§ Directions
Find the string "this" in the records and copy each line where it occurs.
Segment Start: Data records
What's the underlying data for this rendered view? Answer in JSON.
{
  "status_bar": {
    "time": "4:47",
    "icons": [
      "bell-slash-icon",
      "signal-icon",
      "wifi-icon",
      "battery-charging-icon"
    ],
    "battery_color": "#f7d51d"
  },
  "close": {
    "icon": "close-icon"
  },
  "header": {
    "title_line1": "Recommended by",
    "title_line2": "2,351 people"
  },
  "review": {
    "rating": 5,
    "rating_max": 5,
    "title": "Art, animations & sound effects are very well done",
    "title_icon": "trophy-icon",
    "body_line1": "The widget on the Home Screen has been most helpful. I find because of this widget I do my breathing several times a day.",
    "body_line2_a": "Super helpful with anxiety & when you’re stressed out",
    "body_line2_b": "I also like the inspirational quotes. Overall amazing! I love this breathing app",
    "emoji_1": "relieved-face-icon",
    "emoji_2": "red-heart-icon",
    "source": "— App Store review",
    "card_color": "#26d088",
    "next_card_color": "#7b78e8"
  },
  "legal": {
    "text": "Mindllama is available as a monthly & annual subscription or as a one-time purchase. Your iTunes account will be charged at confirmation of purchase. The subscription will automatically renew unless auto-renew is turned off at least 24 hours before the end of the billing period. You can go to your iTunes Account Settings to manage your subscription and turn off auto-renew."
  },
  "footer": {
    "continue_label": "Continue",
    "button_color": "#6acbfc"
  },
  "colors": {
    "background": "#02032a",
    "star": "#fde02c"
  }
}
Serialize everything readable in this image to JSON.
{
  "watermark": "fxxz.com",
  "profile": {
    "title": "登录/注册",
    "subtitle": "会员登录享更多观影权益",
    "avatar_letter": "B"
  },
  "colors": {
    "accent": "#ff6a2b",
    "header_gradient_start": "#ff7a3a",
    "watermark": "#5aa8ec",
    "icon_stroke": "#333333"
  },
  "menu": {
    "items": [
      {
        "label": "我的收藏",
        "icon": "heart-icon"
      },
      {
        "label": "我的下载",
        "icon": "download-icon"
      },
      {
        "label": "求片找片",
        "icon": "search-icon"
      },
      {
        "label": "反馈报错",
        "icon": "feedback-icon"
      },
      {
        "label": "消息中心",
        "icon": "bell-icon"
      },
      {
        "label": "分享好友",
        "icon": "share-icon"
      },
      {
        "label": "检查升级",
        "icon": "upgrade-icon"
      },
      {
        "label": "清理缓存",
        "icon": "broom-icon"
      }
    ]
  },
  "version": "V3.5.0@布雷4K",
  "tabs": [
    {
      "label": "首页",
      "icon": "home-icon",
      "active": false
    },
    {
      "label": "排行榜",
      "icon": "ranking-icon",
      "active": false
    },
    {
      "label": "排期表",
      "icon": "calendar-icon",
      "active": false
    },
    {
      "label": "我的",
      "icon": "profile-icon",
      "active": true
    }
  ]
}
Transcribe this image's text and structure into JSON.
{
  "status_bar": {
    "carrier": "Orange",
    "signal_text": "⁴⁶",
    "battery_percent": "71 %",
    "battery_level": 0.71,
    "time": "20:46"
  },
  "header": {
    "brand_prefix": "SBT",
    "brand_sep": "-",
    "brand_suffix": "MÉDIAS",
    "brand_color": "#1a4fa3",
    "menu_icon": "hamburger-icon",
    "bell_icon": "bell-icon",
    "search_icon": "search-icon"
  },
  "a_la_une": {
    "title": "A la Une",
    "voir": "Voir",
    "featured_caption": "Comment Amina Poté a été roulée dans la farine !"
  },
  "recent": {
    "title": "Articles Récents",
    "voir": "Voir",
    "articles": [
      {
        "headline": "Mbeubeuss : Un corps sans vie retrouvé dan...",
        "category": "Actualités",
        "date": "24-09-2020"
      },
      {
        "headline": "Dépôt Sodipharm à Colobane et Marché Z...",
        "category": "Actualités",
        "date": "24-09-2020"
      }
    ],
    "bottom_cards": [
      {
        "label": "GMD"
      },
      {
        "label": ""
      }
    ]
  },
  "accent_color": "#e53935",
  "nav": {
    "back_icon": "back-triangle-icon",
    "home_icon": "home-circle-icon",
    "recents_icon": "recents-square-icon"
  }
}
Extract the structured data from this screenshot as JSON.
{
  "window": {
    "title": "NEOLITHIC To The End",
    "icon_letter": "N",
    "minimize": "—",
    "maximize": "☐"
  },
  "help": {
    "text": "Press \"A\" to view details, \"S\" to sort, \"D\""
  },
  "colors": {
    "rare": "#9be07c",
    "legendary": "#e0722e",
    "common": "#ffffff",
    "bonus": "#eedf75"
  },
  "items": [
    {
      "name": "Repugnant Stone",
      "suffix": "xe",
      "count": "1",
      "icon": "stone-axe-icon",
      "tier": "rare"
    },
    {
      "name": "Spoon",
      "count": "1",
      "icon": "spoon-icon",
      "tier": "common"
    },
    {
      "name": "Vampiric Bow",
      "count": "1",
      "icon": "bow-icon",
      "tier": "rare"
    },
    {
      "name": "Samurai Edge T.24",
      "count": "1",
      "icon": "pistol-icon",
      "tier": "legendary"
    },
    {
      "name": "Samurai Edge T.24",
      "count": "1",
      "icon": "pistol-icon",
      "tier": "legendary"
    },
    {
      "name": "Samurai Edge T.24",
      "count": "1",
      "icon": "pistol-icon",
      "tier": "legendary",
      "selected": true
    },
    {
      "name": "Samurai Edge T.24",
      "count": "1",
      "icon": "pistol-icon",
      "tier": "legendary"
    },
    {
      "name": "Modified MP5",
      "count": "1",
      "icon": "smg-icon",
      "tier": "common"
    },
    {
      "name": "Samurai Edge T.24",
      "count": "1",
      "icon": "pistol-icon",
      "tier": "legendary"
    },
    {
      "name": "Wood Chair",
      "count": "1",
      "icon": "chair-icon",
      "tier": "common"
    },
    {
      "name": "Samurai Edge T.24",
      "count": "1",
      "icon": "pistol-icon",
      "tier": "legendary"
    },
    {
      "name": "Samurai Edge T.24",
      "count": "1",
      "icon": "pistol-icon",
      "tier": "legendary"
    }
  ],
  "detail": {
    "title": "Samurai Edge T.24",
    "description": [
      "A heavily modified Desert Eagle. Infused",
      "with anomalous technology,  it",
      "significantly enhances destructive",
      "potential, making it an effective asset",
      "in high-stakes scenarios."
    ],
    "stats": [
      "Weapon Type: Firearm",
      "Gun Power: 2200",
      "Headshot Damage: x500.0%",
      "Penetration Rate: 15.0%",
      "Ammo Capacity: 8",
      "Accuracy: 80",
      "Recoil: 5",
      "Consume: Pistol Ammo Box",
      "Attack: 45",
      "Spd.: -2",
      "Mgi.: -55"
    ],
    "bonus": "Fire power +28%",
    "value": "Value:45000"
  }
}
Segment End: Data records
§ Result
What's the underlying data for this rendered view? Answer in JSON.
    "body_line1": "The widget on the Home Screen has been most helpful. I find because of this widget I do my breathing several times a day.",
    "body_line2_b": "I also like the inspirational quotes. Overall amazing! I love this breathing app",
Serialize everything readable in this image to JSON.
Transcribe this image's text and structure into JSON.
Extract the structured data from this screenshot as JSON.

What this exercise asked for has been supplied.